- **Material for this task**
= = = = = = =
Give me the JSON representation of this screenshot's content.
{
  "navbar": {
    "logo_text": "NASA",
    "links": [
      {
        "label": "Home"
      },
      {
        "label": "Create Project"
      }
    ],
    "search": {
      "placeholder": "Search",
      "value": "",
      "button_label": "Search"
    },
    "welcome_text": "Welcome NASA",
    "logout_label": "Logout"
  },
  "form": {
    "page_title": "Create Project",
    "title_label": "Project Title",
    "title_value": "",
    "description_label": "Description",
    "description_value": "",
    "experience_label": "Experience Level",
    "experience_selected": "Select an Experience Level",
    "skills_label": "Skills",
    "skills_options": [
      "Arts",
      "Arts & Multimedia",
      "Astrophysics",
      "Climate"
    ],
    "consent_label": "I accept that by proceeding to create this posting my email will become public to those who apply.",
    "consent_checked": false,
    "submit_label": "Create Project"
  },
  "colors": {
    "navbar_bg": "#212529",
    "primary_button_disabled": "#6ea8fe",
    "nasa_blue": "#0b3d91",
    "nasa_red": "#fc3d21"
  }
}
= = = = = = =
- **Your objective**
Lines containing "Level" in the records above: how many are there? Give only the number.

- **Solved problem**
2